    (Heck, from a Leftist, “radical” isn’t an insult, right?!)

  3. Huck Says:

    I find it both amusing and disgusting hearing a Leftist call someone else “radical”.

  4. Tim Says:

    If you (understandably) occasionally get negative vibes from Mr. Trump, remember that *none* of this would be happening without him.

    The man single-handedly exploded both political parties & then dropped a hot, steamy, loaf on their fake platitudes.

    For that alone, he is easily the most consequential president in contemporary history.

    Adam was a liar, Moses a murderer, King David a serial adulterer.
    So DJT banged a couple porn stars? *Meh*

  5. rickn8or Says:

    “So DJT banged a couple porn stars? *Meh*”

    And as far as I’m concerned, the only person he has to answer to for that is the current FLOTUS.

  6. Lyle Says:

    Liberty is radical in light of the fact that brutal authoritarianism has dominated most of human history.

    So yes; any half-hearted support of anything that even resembles liberty is in fact “radical”.

    Republicans and Democrats on the other hand are, by the above standard, not “radical”. But I can say that, and actually defend it, only because I presented a context and definition of the word, which no one ever does in politics.

    In politics the goal is obfuscation and confusion. Clarity must be avoided at all times and at all cost.

    Words like “radical”, “extreme”, “common sense”, “compassion”, “Hope and Change”, “Make America Great Again”, “Racist!” etc., etc., etc., etc., etc. are used as alternatives to mentioning actual principles or calling attention to the war of evil against good. If all you can say about someone’s position is that it’s “radical” or whatever vague, never-explained dipshit term you can pull out of your ass, it’s because you have no argument, or because you wish to specifically avoid getting too close to the truth.

  7. Ron W Says:

    As usual, very well said, Lyle.

    I submit that the Liberty of the American Revolution was and is “radical” in comparison to and the opposite “extreme” of the “brutal authoritarianism (which)has dominated most if human history.” And there are now many in positions of power who are openly working to re-introduce and impose that “brutal authoritarianism” on us.

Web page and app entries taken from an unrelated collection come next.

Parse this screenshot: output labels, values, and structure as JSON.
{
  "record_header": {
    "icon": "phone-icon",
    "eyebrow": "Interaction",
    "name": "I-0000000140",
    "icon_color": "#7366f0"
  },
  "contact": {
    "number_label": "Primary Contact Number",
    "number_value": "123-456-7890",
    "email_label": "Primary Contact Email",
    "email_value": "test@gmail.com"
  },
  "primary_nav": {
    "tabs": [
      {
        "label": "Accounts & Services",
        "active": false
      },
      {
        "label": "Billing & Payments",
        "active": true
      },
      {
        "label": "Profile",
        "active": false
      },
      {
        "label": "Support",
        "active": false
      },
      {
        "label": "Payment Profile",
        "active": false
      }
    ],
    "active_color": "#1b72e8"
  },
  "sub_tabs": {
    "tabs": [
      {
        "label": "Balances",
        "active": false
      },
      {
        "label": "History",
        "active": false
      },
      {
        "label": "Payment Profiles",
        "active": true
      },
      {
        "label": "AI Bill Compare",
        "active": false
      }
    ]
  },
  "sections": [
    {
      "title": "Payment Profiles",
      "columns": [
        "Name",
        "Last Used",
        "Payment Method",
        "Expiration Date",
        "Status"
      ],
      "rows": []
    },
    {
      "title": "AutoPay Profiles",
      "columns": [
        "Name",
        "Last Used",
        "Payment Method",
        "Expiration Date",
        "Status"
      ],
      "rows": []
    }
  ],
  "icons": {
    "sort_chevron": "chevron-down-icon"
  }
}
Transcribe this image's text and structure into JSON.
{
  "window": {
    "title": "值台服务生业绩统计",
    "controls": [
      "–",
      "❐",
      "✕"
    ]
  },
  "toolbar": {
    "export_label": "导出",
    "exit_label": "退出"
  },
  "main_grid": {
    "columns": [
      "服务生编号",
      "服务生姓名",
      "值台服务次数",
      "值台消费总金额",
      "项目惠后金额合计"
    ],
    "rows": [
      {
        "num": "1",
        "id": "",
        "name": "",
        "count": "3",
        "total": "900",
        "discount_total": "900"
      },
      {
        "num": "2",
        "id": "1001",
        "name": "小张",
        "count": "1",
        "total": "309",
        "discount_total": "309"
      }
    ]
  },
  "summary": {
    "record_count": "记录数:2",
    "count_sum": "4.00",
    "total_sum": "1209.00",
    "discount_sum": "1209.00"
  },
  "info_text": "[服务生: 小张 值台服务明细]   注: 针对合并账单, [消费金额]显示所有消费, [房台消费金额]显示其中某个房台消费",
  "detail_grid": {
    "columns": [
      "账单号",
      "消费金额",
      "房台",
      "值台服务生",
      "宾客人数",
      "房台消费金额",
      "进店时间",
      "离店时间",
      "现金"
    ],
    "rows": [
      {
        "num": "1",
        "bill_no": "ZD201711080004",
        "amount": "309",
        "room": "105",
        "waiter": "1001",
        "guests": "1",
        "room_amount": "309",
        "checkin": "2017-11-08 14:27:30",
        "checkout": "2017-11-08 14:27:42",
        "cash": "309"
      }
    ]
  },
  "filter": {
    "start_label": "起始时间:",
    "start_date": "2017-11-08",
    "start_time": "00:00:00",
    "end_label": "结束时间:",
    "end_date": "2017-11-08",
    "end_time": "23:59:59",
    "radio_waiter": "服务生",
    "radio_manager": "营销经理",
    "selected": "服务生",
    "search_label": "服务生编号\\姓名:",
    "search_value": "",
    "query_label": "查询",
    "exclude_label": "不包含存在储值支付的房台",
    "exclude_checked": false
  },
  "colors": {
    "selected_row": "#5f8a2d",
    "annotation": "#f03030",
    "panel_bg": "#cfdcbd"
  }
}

    God Bless the Republic! Long Live the Revolution!

    “Timid men prefer the calm of despotism to the tempestuous sea of Liberty.” –Thomas Jefferson

  8. Lyle Says:

    “Disastrous pro-gun legacy” is a contradiction in terms. If we take it as it was presumably intended (“pro-gun-rights legacy”), it’s a bit like “libertarian Democrat” in that it makes no sense whatsoever.

    On the other hand, we could interpret it as meaning that a pro-second amendment legacy would be “disastrous to the leftist/authoritarian/criminal cause”. In that sense it is at the same time consistent, logical and true. Therefore we must go with that interpretation.

  9. Mike Says:

    We can’t count on the media to tell us anything that doesn’t match whatever their narrative is.

  10. JimB Says:

    The whole pistol license scheme in NYC is a scam. When I left, 30+ years ago, I had a NYC pistol license. It was limited to target shooting though I could carry it if I were afield hunting. Any other time it had to be unloaded in a secure container to and from a range. Full carry only went to the connected. I only hope the entire Sullivan law gets tossed and shall issue replaces it. With a uniform cost throughout the state.

  11. Ron W Says:

    @JimB, that’s why I call NY a slave State in accordance with the 1857 SCOTUS Dred Scott decision which kept black people as non persons and slaves lest “they be able to go armed everywhere they went”. A chief historical aspect of slavery is that slaves are not allowed to go armed while their masters, the ruling elites, have armed protection.

  12. pkoning Says:

    Sigivald, no, Heller is not at all radical in terms of precedents. Victim disarmers like to claim that the individual right to bear arms was never upheld before, but that’s a flaming lie. You can see this discussed at great length in the books of Stephen Halbrook and Neale Schulman.
    One notable example I remember is the Texas Supreme Court recognizing, back in the 1850s or so (before the 14th Amendment) that the plain text of the 2nd Amendment makes it apply not just to the Federal government but to the States as well.